No 2:
Jun 30, 2021 7 tweets 2 min read
Busy day for Protocol on IRL/NI. Already said earlier today what needs to be said about Belfast High Court ruling (though reaction of Brexitists could still fill an entire psychiatric conference...). Now, some brief comments on this afternoon’s Commission announcement, voila: 1) obviously very good news to see certain temporary measures on foodstuffs (I won’t need to smuggle my ham sandwich over on the ferry this weekend...); as well as other more lasting adjustments (eg on trade in medicines, need for extra car insurance docs, status of guidedogs...)
Jun 12, 2021 4 tweets 1 min read
One last thought from me today (violin is infinitely more enjoyable than Brexit). Johnson & Co's belief that any form of internal trade barrier is incompatible with the existence of sovereignty and territorial integrity must come as a shock to dozens of states around the world... ... after all, every single state with regional divisions of regulatory power (including US, Canada, Australia...) also has internal trade barriers and some framework to manage them. Apparently, only UK sovereignty is threatened by the experience. British exceptionalism: yawn...
Jun 9, 2021 7 tweets 2 min read
A serious question for my UK law colleagues:
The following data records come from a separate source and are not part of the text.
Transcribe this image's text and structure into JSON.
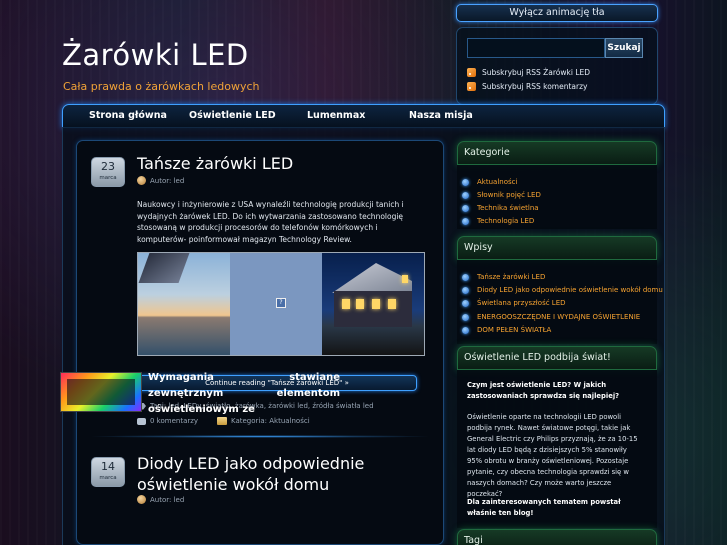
{
  "header": {
    "title": "Żarówki LED",
    "tagline": "Cała prawda o żarówkach ledowych"
  },
  "top": {
    "animation_button": "Wyłącz animację tła",
    "search_placeholder": "",
    "search_button": "Szukaj",
    "rss_posts": "Subskrybuj RSS Żarówki LED",
    "rss_comments": "Subskrybuj RSS komentarzy"
  },
  "nav": {
    "items": [
      "Strona główna",
      "Oświetlenie LED",
      "Lumenmax",
      "Nasza misja"
    ]
  },
  "posts": [
    {
      "day": "23",
      "month": "marca",
      "title": "Tańsze żarówki LED",
      "author": "Autor: led",
      "excerpt": "Naukowcy i inżynierowie z USA wynaleźli technologię produkcji tanich i wydajnych żarówek LED. Do ich wytwarzania zastosowano technologię stosowaną w produkcji procesorów do telefonów komórkowych i komputerów- poinformował magazyn Technology Review.",
      "continue": "Continue reading \"Tańsze żarówki LED\" »",
      "tags": "Tagi: led, LEDy, światło, żarówka, żarówki led, źródła światła led",
      "comments": "0 komentarzy",
      "category": "Kategoria: Aktualności"
    },
    {
      "day": "14",
      "month": "marca",
      "title": "Diody LED jako odpowiednie oświetlenie wokół domu",
      "author": "Autor: led",
      "excerpt": "Wymagania stawiane zewnętrznym elementom oświetleniowym ze"
    }
  ],
  "sidebar": {
    "categories": {
      "title": "Kategorie",
      "items": [
        "Aktualności",
        "Słownik pojęć LED",
        "Technika świetlna",
        "Technologia LED"
      ]
    },
    "posts": {
      "title": "Wpisy",
      "items": [
        "Tańsze żarówki LED",
        "Diody LED jako odpowiednie oświetlenie wokół domu",
        "Świetlana przyszłość LED",
        "ENERGOOSZCZĘDNE I WYDAJNE OŚWIETLENIE",
        "DOM PEŁEN ŚWIATŁA"
      ]
    },
    "promo": {
      "title": "Oświetlenie LED podbija świat!",
      "question": "Czym jest oświetlenie LED? W jakich zastosowaniach sprawdza się najlepiej?",
      "body": "Oświetlenie oparte na technologii LED powoli podbija rynek. Nawet światowe potęgi, takie jak General Electric czy Philips przyznają, że za 10-15 lat diody LED będą z dzisiejszych 5% stanowiły 95% obrotu w branży oświetleniowej. Pozostaje pytanie, czy obecna technologia sprawdzi się w naszych domach? Czy może warto jeszcze poczekać?",
      "footer": "Dla zainteresowanych tematem powstał właśnie ten blog!"
    },
    "tags_title": "Tagi"
  },
  "colors": {
    "accent_blue": "#3fa0ff",
    "link_orange": "#f7a331",
    "widget_green": "#1f6a3e"
  }
}
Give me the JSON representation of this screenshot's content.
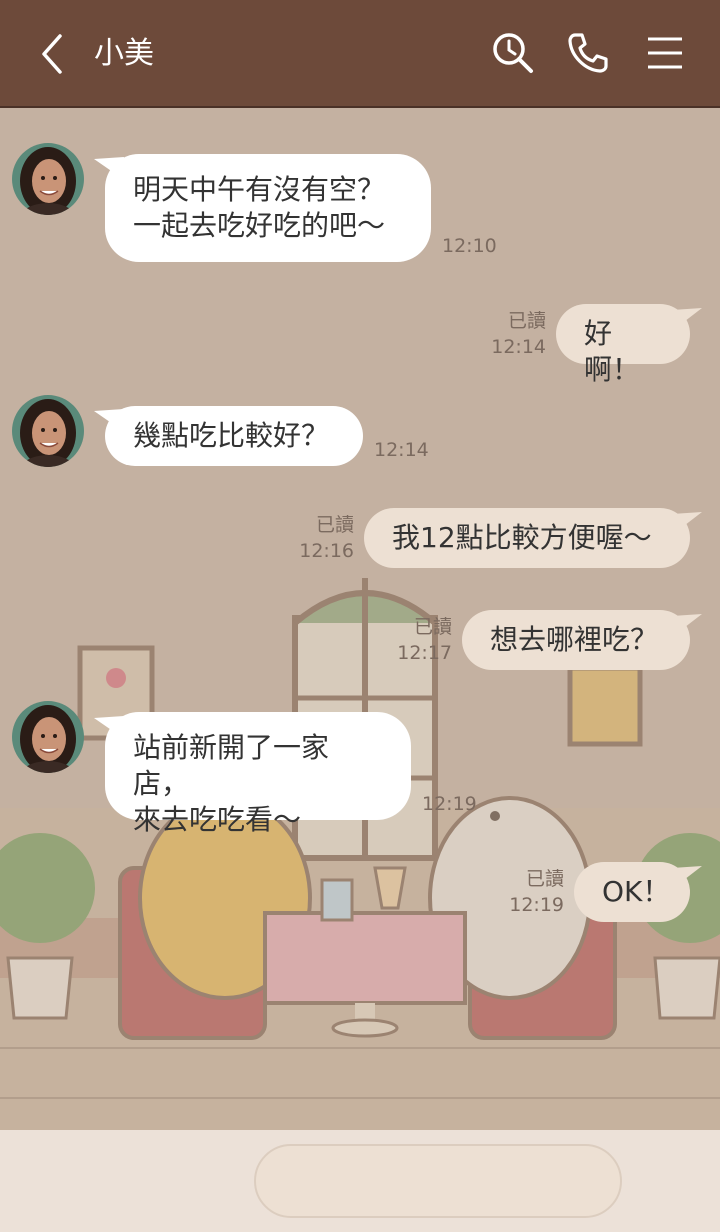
{
  "header": {
    "title": "小美",
    "icons": [
      "back-icon",
      "search-icon",
      "phone-icon",
      "menu-icon"
    ],
    "background": "#6d4a3a"
  },
  "messages": [
    {
      "side": "in",
      "lines": [
        "明天中午有沒有空？",
        "一起去吃好吃的吧～"
      ],
      "time": "12:10"
    },
    {
      "side": "out",
      "lines": [
        "好啊！"
      ],
      "read": "已讀",
      "time": "12:14"
    },
    {
      "side": "in",
      "lines": [
        "幾點吃比較好？"
      ],
      "time": "12:14"
    },
    {
      "side": "out",
      "lines": [
        "我12點比較方便喔～"
      ],
      "read": "已讀",
      "time": "12:16"
    },
    {
      "side": "out",
      "lines": [
        "想去哪裡吃？"
      ],
      "read": "已讀",
      "time": "12:17"
    },
    {
      "side": "in",
      "lines": [
        "站前新開了一家店，",
        "來去吃吃看～"
      ],
      "time": "12:19"
    },
    {
      "side": "out",
      "lines": [
        "OK！"
      ],
      "read": "已讀",
      "time": "12:19"
    }
  ],
  "footer": {
    "icons": [
      "plus-icon",
      "camera-icon",
      "image-icon",
      "emoji-icon",
      "microphone-icon"
    ],
    "input_value": ""
  },
  "colors": {
    "chat_bg": "#c4b1a1",
    "incoming_bubble": "#ffffff",
    "outgoing_bubble": "#ede0d3",
    "footer_bg": "#ece1d8"
  }
}
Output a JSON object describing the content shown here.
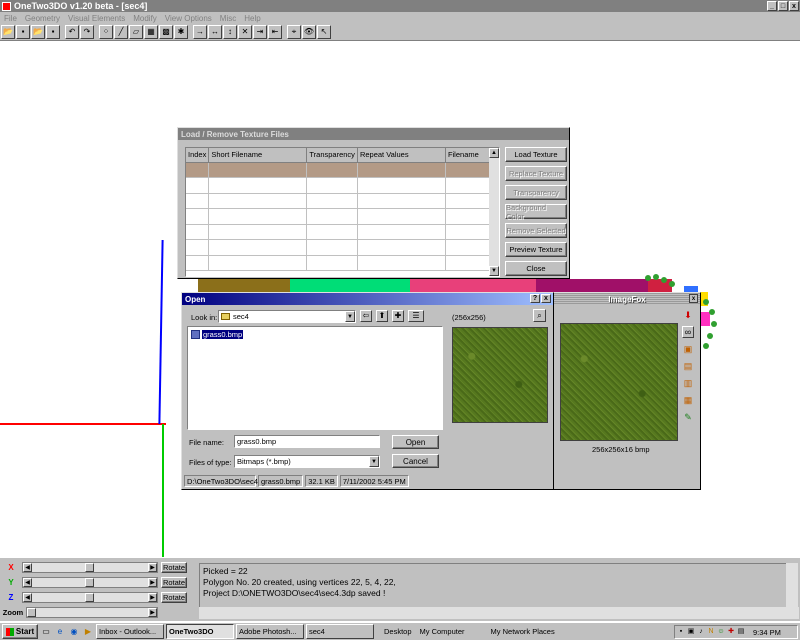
{
  "app": {
    "title": "OneTwo3DO v1.20 beta - [sec4]",
    "window_buttons": [
      "_",
      "□",
      "x"
    ]
  },
  "menu": [
    "File",
    "Geometry",
    "Visual Elements",
    "Modify",
    "View Options",
    "Misc",
    "Help"
  ],
  "axis_colors": {
    "red": "#ff0000",
    "blue": "#0000ff",
    "green": "#00cc00"
  },
  "texture_dialog": {
    "title": "Load / Remove Texture Files",
    "columns": [
      "Index",
      "Short Filename",
      "Transparency",
      "Repeat Values",
      "Filename"
    ],
    "buttons": [
      {
        "label": "Load Texture",
        "enabled": true
      },
      {
        "label": "Replace Texture",
        "enabled": false
      },
      {
        "label": "Transparency",
        "enabled": false
      },
      {
        "label": "Background Color",
        "enabled": false
      },
      {
        "label": "Remove Selected",
        "enabled": false
      },
      {
        "label": "Preview Texture",
        "enabled": true
      },
      {
        "label": "Close",
        "enabled": true
      }
    ]
  },
  "color_strip": [
    "#8b6f1a",
    "#00dd77",
    "#e8407a",
    "#a01068",
    "#d02040"
  ],
  "open_dialog": {
    "title": "Open",
    "look_in_label": "Look in:",
    "look_in_value": "sec4",
    "preview_size": "(256x256)",
    "files": [
      "grass0.bmp"
    ],
    "file_name_label": "File name:",
    "file_name_value": "grass0.bmp",
    "file_type_label": "Files of type:",
    "file_type_value": "Bitmaps (*.bmp)",
    "open_label": "Open",
    "cancel_label": "Cancel",
    "status": [
      "D:\\OneTwo3DO\\sec4",
      "grass0.bmp",
      "32.1 KB",
      "7/11/2002 5:45 PM"
    ]
  },
  "imagefox": {
    "title": "ImageFox",
    "caption": "256x256x16 bmp"
  },
  "bottom": {
    "rows": [
      {
        "axis": "X",
        "color": "#ff0000",
        "button": "Rotate",
        "thumb_fraction": 0.5
      },
      {
        "axis": "Y",
        "color": "#00aa00",
        "button": "Rotate",
        "thumb_fraction": 0.5
      },
      {
        "axis": "Z",
        "color": "#0000ff",
        "button": "Rotate",
        "thumb_fraction": 0.5
      },
      {
        "axis": "Zoom",
        "color": "#000000",
        "button": "",
        "thumb_fraction": 0.0
      }
    ],
    "log": [
      "Picked = 22",
      "Polygon No. 20 created, using vertices 22, 5, 4, 22,",
      "Project D:\\ONETWO3DO\\sec4\\sec4.3dp saved !"
    ]
  },
  "taskbar": {
    "start": "Start",
    "tasks": [
      "Inbox - Outlook...",
      "OneTwo3DO",
      "Adobe Photosh...",
      "sec4"
    ],
    "active_task": "OneTwo3DO",
    "links": [
      "Desktop",
      "My Computer",
      "My Network Places"
    ],
    "clock": "9:34 PM"
  }
}
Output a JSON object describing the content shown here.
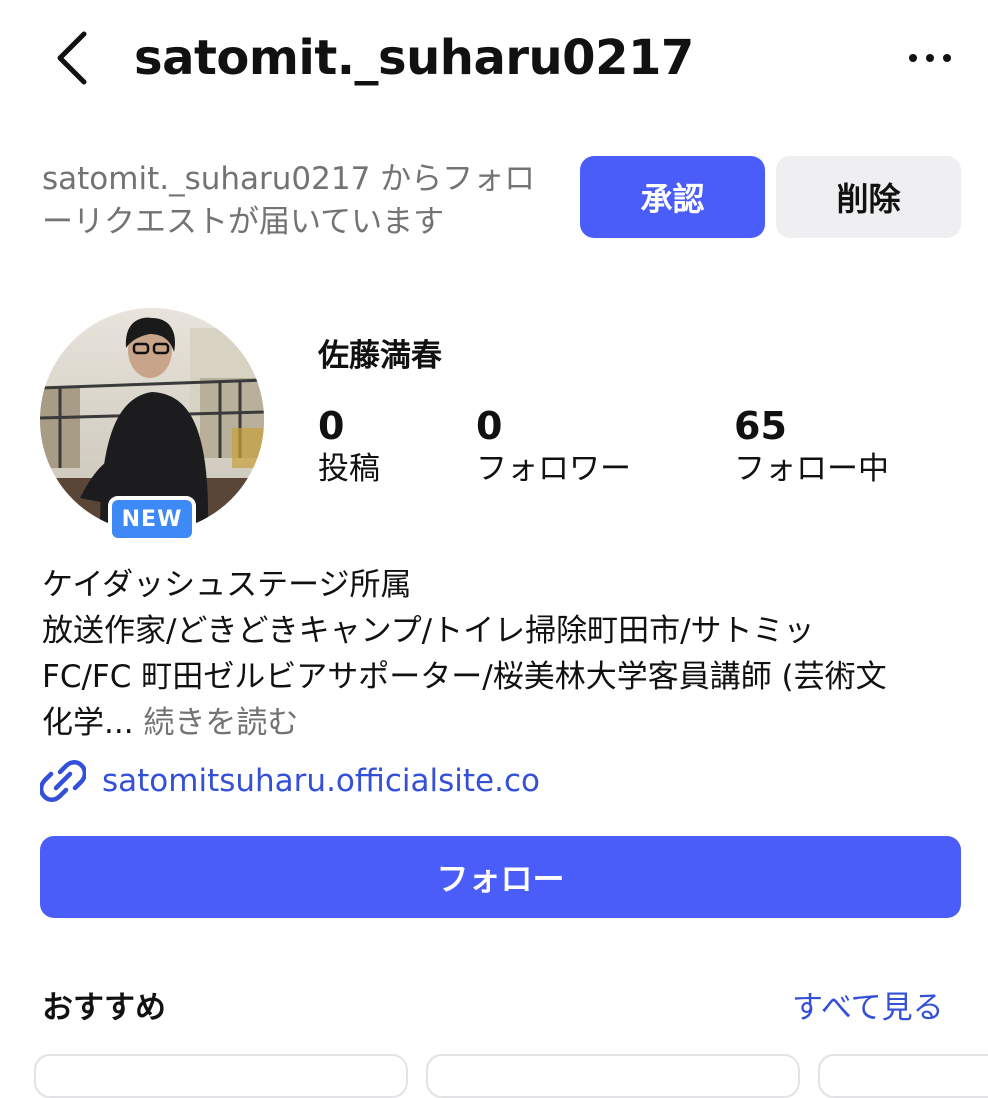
{
  "header": {
    "username": "satomit._suharu0217"
  },
  "follow_request": {
    "text": "satomit._suharu0217 からフォローリクエストが届いています",
    "approve_label": "承認",
    "delete_label": "削除"
  },
  "profile": {
    "new_badge": "NEW",
    "display_name": "佐藤満春",
    "stats": {
      "posts": {
        "count": "0",
        "label": "投稿"
      },
      "followers": {
        "count": "0",
        "label": "フォロワー"
      },
      "following": {
        "count": "65",
        "label": "フォロー中"
      }
    },
    "bio_lines": [
      "ケイダッシュステージ所属",
      "放送作家/どきどきキャンプ/トイレ掃除町田市/サトミッ",
      "FC/FC 町田ゼルビアサポーター/桜美林大学客員講師 (芸術文",
      "化学..."
    ],
    "bio_more": "続きを読む",
    "link": "satomitsuharu.officialsite.co"
  },
  "actions": {
    "follow_label": "フォロー"
  },
  "suggestions": {
    "title": "おすすめ",
    "see_all": "すべて見る"
  },
  "colors": {
    "accent": "#4a5df9",
    "link": "#3550d8",
    "badge": "#3d8af7",
    "muted": "#737373"
  },
  "icons": {
    "back": "chevron-left-icon",
    "more": "more-horizontal-icon",
    "link": "link-chain-icon"
  }
}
By refusing properly to implement the NI Protocol, is HMG acting in breach not only of EU-UK withdrawal agreement as matter of international law; but also of EU (Withdrawal) Act 2018 as matter of domestic UK law?

Here's why I wonder: EU (Withdrawal) Act 2018 - as amended by EU (Withdrawal Agreement) Act 2020 - makes provision for EU-UK withdrawal agreement, including NI Protocol, to take full effect under domestic law. Protocol provisions thus have direct legal effects in UK, with force of primary legislation
Jun 7, 2021 4 tweets 1 min read
Yes, EU-UK relations are poor & in respect of NI have the potential to get even worse. But as usual, populist UK media pretend (at best) this is something that just sort-of-had-to-happen after Brexit or (at worst) = evil plot by wicked EU to punish poor little Britain. In fact... ... deep rupture in EU-UK policy relations = result of deliberate Tory choice to pursue Hard Brexit. & serious deterioration in EU-UK political relations = equally deliberate decision of Johnson Regime, desperate to "justify" costly Brexit by whipping up anti-European xenophobia.
May 18, 2021 5 tweets 1 min read
Would you like a few quotes to illustrate just how dishonest are the current Brexitist claims that the EU has "weaponised the Irish border" or is "interpreting the Protocol in a totally unreasonable way"?

Voila, from text of OUP book as written between February-May 2020: "[Under Johnson's revised Protocol] customs and regulatory checks will indeed take place on trade between Northern Ireland and Great Britain - something which we were told no British Prime Minister could ever agree to"